(PROMPT): Set the data below down again, exactly, with every picture left out.

Website and app data records

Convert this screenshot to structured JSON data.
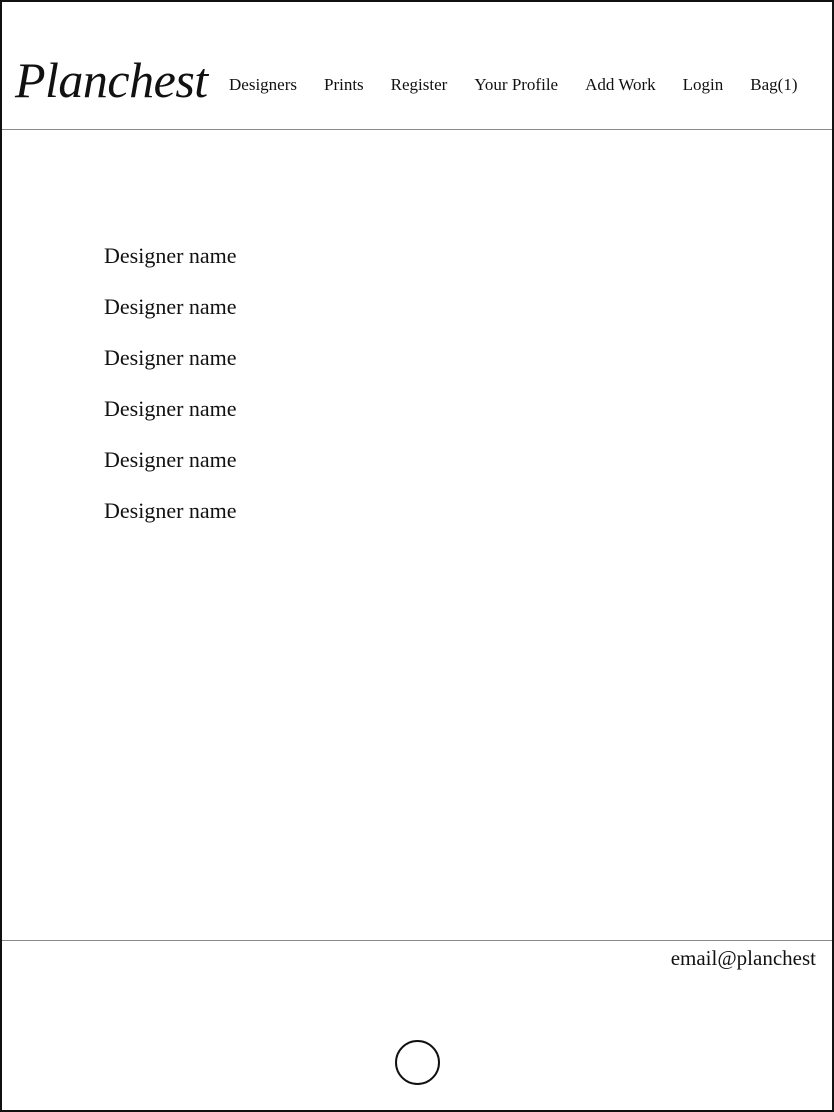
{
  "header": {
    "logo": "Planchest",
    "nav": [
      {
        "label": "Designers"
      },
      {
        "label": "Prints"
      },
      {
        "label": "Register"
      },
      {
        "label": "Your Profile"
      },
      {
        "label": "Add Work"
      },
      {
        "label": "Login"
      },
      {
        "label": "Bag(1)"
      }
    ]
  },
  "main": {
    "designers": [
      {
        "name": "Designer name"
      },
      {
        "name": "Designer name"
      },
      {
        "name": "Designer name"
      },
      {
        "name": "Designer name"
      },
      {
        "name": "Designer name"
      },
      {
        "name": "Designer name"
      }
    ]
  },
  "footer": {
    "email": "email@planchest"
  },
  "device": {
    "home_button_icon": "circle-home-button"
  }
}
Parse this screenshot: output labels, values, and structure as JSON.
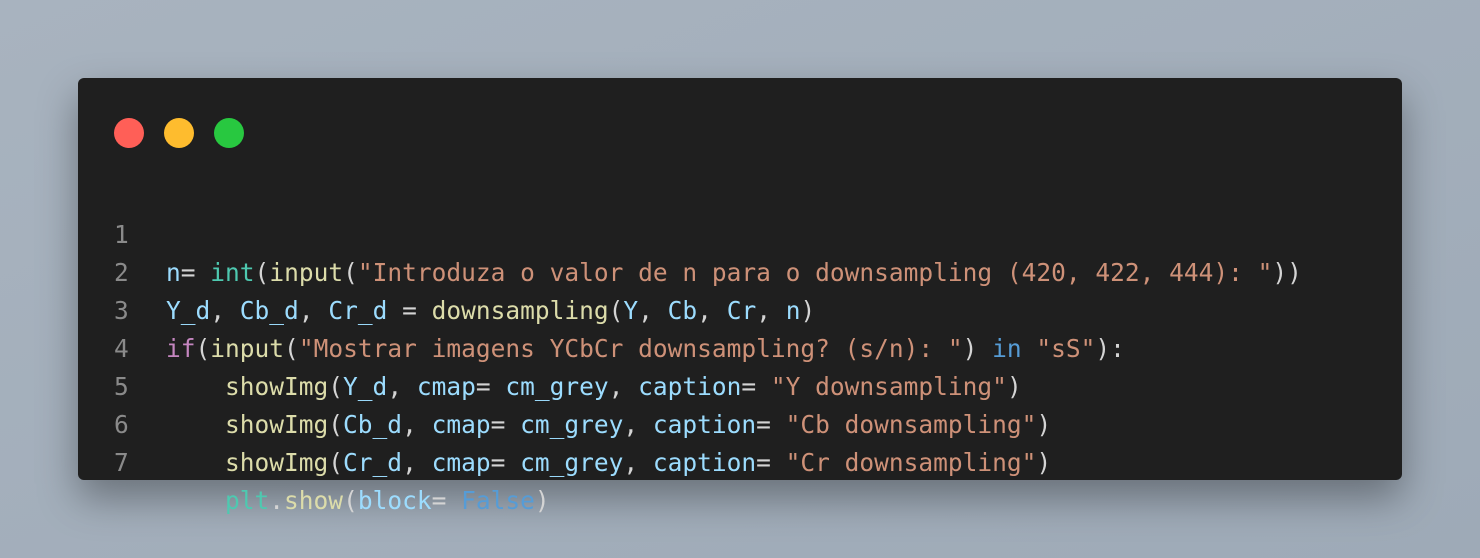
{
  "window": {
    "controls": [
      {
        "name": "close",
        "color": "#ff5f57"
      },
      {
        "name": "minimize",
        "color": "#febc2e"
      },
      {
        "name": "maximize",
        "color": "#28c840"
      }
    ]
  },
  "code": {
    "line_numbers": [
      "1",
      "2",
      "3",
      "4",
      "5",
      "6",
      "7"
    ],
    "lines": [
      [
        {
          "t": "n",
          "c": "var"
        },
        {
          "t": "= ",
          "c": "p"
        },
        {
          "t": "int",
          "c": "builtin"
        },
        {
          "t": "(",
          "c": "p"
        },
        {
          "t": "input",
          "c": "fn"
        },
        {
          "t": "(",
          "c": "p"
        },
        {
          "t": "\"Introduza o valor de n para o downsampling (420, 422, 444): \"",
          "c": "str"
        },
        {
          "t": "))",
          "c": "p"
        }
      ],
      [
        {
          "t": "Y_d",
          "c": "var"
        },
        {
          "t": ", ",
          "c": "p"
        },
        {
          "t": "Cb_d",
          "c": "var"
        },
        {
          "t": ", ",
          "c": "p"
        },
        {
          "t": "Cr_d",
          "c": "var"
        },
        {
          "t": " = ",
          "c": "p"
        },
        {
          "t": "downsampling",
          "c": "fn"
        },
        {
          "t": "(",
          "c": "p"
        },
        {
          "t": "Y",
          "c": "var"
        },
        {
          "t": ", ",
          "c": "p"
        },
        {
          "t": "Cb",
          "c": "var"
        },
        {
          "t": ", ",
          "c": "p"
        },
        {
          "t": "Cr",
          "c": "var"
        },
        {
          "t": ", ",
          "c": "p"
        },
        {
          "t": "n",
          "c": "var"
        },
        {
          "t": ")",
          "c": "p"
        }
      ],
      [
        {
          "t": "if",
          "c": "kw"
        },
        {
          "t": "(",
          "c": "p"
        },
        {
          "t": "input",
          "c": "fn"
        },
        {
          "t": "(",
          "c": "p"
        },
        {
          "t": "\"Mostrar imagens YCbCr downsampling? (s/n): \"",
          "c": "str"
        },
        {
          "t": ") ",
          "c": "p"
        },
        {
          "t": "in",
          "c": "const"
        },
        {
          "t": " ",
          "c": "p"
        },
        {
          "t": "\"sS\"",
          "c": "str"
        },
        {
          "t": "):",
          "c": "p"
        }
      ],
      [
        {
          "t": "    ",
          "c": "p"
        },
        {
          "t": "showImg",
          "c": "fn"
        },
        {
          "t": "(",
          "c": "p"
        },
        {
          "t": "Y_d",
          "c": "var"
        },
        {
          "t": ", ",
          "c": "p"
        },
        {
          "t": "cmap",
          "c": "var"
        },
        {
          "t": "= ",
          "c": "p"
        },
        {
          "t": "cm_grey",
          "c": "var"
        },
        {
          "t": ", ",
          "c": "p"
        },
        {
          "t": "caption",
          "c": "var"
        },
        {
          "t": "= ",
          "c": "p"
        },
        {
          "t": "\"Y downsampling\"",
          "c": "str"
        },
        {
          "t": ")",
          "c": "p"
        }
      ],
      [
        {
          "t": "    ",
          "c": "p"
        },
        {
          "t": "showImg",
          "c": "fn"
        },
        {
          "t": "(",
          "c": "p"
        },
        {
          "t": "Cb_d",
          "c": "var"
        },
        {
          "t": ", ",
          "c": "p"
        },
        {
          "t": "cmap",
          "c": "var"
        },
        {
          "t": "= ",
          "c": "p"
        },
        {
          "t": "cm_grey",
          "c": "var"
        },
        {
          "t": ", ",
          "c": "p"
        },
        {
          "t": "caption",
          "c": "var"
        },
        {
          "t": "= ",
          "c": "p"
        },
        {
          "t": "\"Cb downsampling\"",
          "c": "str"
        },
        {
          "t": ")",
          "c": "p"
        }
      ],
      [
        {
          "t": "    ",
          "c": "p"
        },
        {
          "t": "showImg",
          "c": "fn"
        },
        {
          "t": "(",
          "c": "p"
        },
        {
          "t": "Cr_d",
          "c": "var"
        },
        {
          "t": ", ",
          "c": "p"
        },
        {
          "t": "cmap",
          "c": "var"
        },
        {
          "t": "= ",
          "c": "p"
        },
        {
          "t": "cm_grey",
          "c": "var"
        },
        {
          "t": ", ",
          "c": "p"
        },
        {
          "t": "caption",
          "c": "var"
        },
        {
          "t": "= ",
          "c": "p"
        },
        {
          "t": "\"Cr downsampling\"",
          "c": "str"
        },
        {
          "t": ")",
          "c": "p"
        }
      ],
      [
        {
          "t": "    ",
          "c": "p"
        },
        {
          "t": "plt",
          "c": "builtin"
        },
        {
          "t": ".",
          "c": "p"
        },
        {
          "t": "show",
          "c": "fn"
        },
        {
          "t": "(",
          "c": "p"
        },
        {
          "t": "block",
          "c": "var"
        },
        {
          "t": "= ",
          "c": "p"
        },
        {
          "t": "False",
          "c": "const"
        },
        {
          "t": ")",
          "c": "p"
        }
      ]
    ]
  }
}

(TASK RESPONSE):
Convert this screenshot to structured JSON data.
{
  "header": {
    "logo": "Planchest",
    "nav": [
      {
        "label": "Designers"
      },
      {
        "label": "Prints"
      },
      {
        "label": "Register"
      },
      {
        "label": "Your Profile"
      },
      {
        "label": "Add Work"
      },
      {
        "label": "Login"
      },
      {
        "label": "Bag(1)"
      }
    ]
  },
  "main": {
    "designers": [
      {
        "name": "Designer name"
      },
      {
        "name": "Designer name"
      },
      {
        "name": "Designer name"
      },
      {
        "name": "Designer name"
      },
      {
        "name": "Designer name"
      },
      {
        "name": "Designer name"
      }
    ]
  },
  "footer": {
    "email": "email@planchest"
  },
  "device": {
    "home_button_icon": "circle-home-button"
  }
}
Parse this screenshot: output labels, values, and structure as JSON.
{
  "window": {
    "controls": [
      {
        "name": "close",
        "color": "#ff5f57"
      },
      {
        "name": "minimize",
        "color": "#febc2e"
      },
      {
        "name": "maximize",
        "color": "#28c840"
      }
    ]
  },
  "code": {
    "line_numbers": [
      "1",
      "2",
      "3",
      "4",
      "5",
      "6",
      "7"
    ],
    "lines": [
      [
        {
          "t": "n",
          "c": "var"
        },
        {
          "t": "= ",
          "c": "p"
        },
        {
          "t": "int",
          "c": "builtin"
        },
        {
          "t": "(",
          "c": "p"
        },
        {
          "t": "input",
          "c": "fn"
        },
        {
          "t": "(",
          "c": "p"
        },
        {
          "t": "\"Introduza o valor de n para o downsampling (420, 422, 444): \"",
          "c": "str"
        },
        {
          "t": "))",
          "c": "p"
        }
      ],
      [
        {
          "t": "Y_d",
          "c": "var"
        },
        {
          "t": ", ",
          "c": "p"
        },
        {
          "t": "Cb_d",
          "c": "var"
        },
        {
          "t": ", ",
          "c": "p"
        },
        {
          "t": "Cr_d",
          "c": "var"
        },
        {
          "t": " = ",
          "c": "p"
        },
        {
          "t": "downsampling",
          "c": "fn"
        },
        {
          "t": "(",
          "c": "p"
        },
        {
          "t": "Y",
          "c": "var"
        },
        {
          "t": ", ",
          "c": "p"
        },
        {
          "t": "Cb",
          "c": "var"
        },
        {
          "t": ", ",
          "c": "p"
        },
        {
          "t": "Cr",
          "c": "var"
        },
        {
          "t": ", ",
          "c": "p"
        },
        {
          "t": "n",
          "c": "var"
        },
        {
          "t": ")",
          "c": "p"
        }
      ],
      [
        {
          "t": "if",
          "c": "kw"
        },
        {
          "t": "(",
          "c": "p"
        },
        {
          "t": "input",
          "c": "fn"
        },
        {
          "t": "(",
          "c": "p"
        },
        {
          "t": "\"Mostrar imagens YCbCr downsampling? (s/n): \"",
          "c": "str"
        },
        {
          "t": ") ",
          "c": "p"
        },
        {
          "t": "in",
          "c": "const"
        },
        {
          "t": " ",
          "c": "p"
        },
        {
          "t": "\"sS\"",
          "c": "str"
        },
        {
          "t": "):",
          "c": "p"
        }
      ],
      [
        {
          "t": "    ",
          "c": "p"
        },
        {
          "t": "showImg",
          "c": "fn"
        },
        {
          "t": "(",
          "c": "p"
        },
        {
          "t": "Y_d",
          "c": "var"
        },
        {
          "t": ", ",
          "c": "p"
        },
        {
          "t": "cmap",
          "c": "var"
        },
        {
          "t": "= ",
          "c": "p"
        },
        {
          "t": "cm_grey",
          "c": "var"
        },
        {
          "t": ", ",
          "c": "p"
        },
        {
          "t": "caption",
          "c": "var"
        },
        {
          "t": "= ",
          "c": "p"
        },
        {
          "t": "\"Y downsampling\"",
          "c": "str"
        },
        {
          "t": ")",
          "c": "p"
        }
      ],
      [
        {
          "t": "    ",
          "c": "p"
        },
        {
          "t": "showImg",
          "c": "fn"
        },
        {
          "t": "(",
          "c": "p"
        },
        {
          "t": "Cb_d",
          "c": "var"
        },
        {
          "t": ", ",
          "c": "p"
        },
        {
          "t": "cmap",
          "c": "var"
        },
        {
          "t": "= ",
          "c": "p"
        },
        {
          "t": "cm_grey",
          "c": "var"
        },
        {
          "t": ", ",
          "c": "p"
        },
        {
          "t": "caption",
          "c": "var"
        },
        {
          "t": "= ",
          "c": "p"
        },
        {
          "t": "\"Cb downsampling\"",
          "c": "str"
        },
        {
          "t": ")",
          "c": "p"
        }
      ],
      [
        {
          "t": "    ",
          "c": "p"
        },
        {
          "t": "showImg",
          "c": "fn"
        },
        {
          "t": "(",
          "c": "p"
        },
        {
          "t": "Cr_d",
          "c": "var"
        },
        {
          "t": ", ",
          "c": "p"
        },
        {
          "t": "cmap",
          "c": "var"
        },
        {
          "t": "= ",
          "c": "p"
        },
        {
          "t": "cm_grey",
          "c": "var"
        },
        {
          "t": ", ",
          "c": "p"
        },
        {
          "t": "caption",
          "c": "var"
        },
        {
          "t": "= ",
          "c": "p"
        },
        {
          "t": "\"Cr downsampling\"",
          "c": "str"
        },
        {
          "t": ")",
          "c": "p"
        }
      ],
      [
        {
          "t": "    ",
          "c": "p"
        },
        {
          "t": "plt",
          "c": "builtin"
        },
        {
          "t": ".",
          "c": "p"
        },
        {
          "t": "show",
          "c": "fn"
        },
        {
          "t": "(",
          "c": "p"
        },
        {
          "t": "block",
          "c": "var"
        },
        {
          "t": "= ",
          "c": "p"
        },
        {
          "t": "False",
          "c": "const"
        },
        {
          "t": ")",
          "c": "p"
        }
      ]
    ]
  }
}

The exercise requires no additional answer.